No matter how much you study maneuvering flight and airspeed control, the only way to develop the actual skill is to get into the airplane and practice to proficiency. To start your maneuvering flight skill tune-up, grab or download a copy of the FAA’s Airplane Flying Handbook (FAA-H-8083-3A) and review Chapter 4, “Slow Flight, Stalls, and Spins.”

If you do not feel proficient enough to practice on your own, hire a flight instructor to help you remove the rust. Ask to start with a review of the airspeed changes exercise from the private pilot training syllabus. A few minutes of practice will strengthen your airspeed perceptions, insights, and flying skills. Your maneuvering skill tune-up should also include practice in recovering from unusual attitudes, which can easily develop from loss of control.

Attitude: Focus, Focus, Focus

Now, more than ever, many of us operate in multi-tasking mode. Multi-tasking is an inescapable part of life and pervades aviation as well. It is both necessary and appropriate in some phases of flight, but dangerous in others.
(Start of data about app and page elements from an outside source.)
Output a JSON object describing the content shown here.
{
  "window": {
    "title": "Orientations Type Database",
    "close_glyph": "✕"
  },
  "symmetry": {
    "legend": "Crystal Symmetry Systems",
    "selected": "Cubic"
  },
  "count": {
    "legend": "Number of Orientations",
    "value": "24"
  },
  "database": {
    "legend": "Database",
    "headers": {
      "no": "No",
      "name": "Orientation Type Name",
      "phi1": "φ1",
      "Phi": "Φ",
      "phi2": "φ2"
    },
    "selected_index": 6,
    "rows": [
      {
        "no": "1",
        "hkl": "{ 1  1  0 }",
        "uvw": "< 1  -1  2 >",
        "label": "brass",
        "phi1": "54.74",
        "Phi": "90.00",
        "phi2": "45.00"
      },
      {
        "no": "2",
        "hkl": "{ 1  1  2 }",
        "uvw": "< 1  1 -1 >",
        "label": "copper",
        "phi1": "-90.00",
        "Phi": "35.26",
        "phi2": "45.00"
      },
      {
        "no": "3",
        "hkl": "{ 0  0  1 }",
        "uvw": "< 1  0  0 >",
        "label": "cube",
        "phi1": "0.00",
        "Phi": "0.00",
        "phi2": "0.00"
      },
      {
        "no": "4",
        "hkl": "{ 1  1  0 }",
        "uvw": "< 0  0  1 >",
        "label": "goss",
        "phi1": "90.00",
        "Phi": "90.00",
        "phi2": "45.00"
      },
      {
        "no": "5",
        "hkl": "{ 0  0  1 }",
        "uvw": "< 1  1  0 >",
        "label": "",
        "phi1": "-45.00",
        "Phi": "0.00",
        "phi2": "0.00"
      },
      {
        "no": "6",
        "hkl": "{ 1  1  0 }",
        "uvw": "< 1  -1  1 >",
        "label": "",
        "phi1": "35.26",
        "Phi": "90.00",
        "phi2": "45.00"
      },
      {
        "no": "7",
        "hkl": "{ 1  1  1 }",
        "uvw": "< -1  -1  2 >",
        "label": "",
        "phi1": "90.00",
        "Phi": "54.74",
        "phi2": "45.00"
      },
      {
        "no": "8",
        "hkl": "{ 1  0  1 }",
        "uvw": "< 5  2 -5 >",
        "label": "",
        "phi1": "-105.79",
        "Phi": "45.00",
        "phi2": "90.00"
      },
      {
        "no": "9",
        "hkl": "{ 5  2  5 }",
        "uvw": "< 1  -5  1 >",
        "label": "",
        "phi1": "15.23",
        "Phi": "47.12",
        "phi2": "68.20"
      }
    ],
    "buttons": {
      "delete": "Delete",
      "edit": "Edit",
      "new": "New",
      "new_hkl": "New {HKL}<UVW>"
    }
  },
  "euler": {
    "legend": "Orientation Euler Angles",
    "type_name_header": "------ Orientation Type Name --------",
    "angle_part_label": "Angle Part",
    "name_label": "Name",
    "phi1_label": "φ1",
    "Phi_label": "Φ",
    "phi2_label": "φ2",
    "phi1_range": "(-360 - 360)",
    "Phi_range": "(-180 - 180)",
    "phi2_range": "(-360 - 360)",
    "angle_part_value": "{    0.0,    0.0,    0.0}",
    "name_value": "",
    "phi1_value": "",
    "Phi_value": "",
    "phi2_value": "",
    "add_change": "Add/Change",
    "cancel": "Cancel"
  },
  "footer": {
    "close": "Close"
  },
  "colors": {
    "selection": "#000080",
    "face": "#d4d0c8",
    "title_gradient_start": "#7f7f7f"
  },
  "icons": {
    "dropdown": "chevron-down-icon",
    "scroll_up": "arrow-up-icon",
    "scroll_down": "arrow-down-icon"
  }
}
Maneuvering flight, especially operations that require flight in the lower range of the airspeed indicator, is one phase of flight that deserves your full attention. A few tips:

Priorities. Remember that the iron law of aeronautical priorities is aviate, navigate, communicate. The slower you go, the more you should narrow your focus to priority number one: Flying the airplane.
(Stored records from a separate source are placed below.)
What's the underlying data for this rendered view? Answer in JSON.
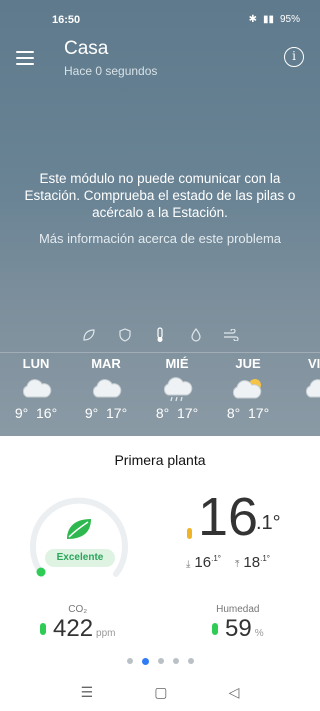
{
  "status": {
    "time": "16:50",
    "battery": "95%"
  },
  "header": {
    "title": "Casa",
    "subtitle": "Hace 0 segundos",
    "info_symbol": "i"
  },
  "alert": {
    "message": "Este módulo no puede comunicar con la Estación. Comprueba el estado de las pilas o acércalo a la Estación.",
    "link": "Más información acerca de este problema"
  },
  "metric_icons": [
    "leaf-icon",
    "shield-icon",
    "thermometer-icon",
    "drop-icon",
    "wind-icon"
  ],
  "forecast": [
    {
      "day": "LUN",
      "min": "9°",
      "max": "16°",
      "icon": "cloud-icon"
    },
    {
      "day": "MAR",
      "min": "9°",
      "max": "17°",
      "icon": "cloud-icon"
    },
    {
      "day": "MIÉ",
      "min": "8°",
      "max": "17°",
      "icon": "rain-cloud-icon"
    },
    {
      "day": "JUE",
      "min": "8°",
      "max": "17°",
      "icon": "sun-cloud-icon"
    },
    {
      "day": "VI",
      "min": "",
      "max": "",
      "icon": "cloud-icon"
    }
  ],
  "room": {
    "name": "Primera planta",
    "quality_label": "Excelente",
    "quality_fraction": 0.05,
    "temperature_int": "16",
    "temperature_dec": ".1°",
    "min_int": "16",
    "min_dec": ".1°",
    "max_int": "18",
    "max_dec": ".1°",
    "co2_label": "CO₂",
    "co2_value": "422",
    "co2_unit": "ppm",
    "humidity_label": "Humedad",
    "humidity_value": "59",
    "humidity_unit": "%"
  },
  "pager": {
    "count": 5,
    "active": 1
  },
  "colors": {
    "accent": "#2f7cf6",
    "good": "#2ecc55",
    "warm": "#f0b429"
  }
}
Distractions. When engaged in maneuvering flight, especially the takeoff–initial climb and approach–descent–landing phases, do everything you can to minimize distractions from every source. If you have passengers aboard, explain sterile cockpit practices during the preflight briefing and again when you conduct the pre-landing briefing. Even if you are alone, it is a good idea to self-brief. Verbally reviewing sterile cockpit procedures can help you establish the focused, no-nonsense mindset you need for critical phases of flight.

Briefings & Checklists. Be meticulous in reviewing critical requirements, procedures, and numbers before you need to use them. Maintain the habit of self-briefings or, if you regularly fly with another pilot or a savvy non-pilot, develop standard operating procedures for conducting operational briefings and running checklists.
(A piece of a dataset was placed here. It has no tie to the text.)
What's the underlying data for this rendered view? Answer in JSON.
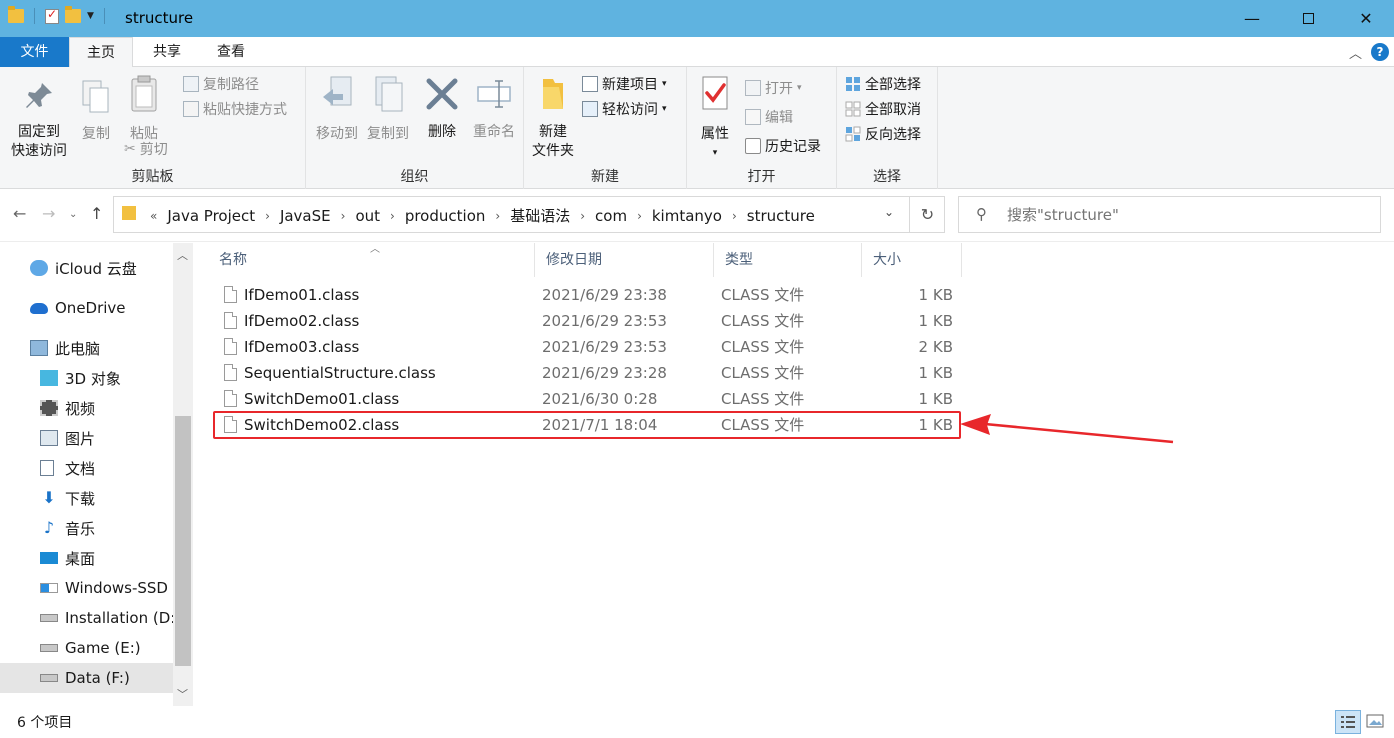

And, always watch your airspeed!

Susan Parson is a special assistant in the FAA Flight Standards Service and editor of FAA Safety Briefing. She is an active general aviation pilot and flight instructor.

For More Information

Airplane Flying Handbook (FAA-H-8083-3A)
http://www.faa.gov/regulations_policies/handbooks_manuals/aircraft/airplane_handbook

“Maneuvering: Approach and Landing” course on FAASafety.gov (requires FAASafety.gov account login and password)
https://www.faasafety.gov/gslac/ALC/course_content.aspx?pf=1&preview=true&cID=34

FAA Safety Briefing, March/April 2010
http://www.faa.gov/news/safety_briefing/2010/media/MarApr2010.pdf